Stored dataset items
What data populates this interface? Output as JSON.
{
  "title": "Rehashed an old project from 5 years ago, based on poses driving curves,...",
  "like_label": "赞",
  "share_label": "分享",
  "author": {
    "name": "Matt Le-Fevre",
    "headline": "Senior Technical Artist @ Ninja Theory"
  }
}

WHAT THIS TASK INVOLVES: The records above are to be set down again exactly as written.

COMPLETED TASK:
What data populates this interface? Output as JSON.
{
  "title": "Rehashed an old project from 5 years ago, based on poses driving curves,...",
  "like_label": "赞",
  "share_label": "分享",
  "author": {
    "name": "Matt Le-Fevre",
    "headline": "Senior Technical Artist @ Ninja Theory"
  }
}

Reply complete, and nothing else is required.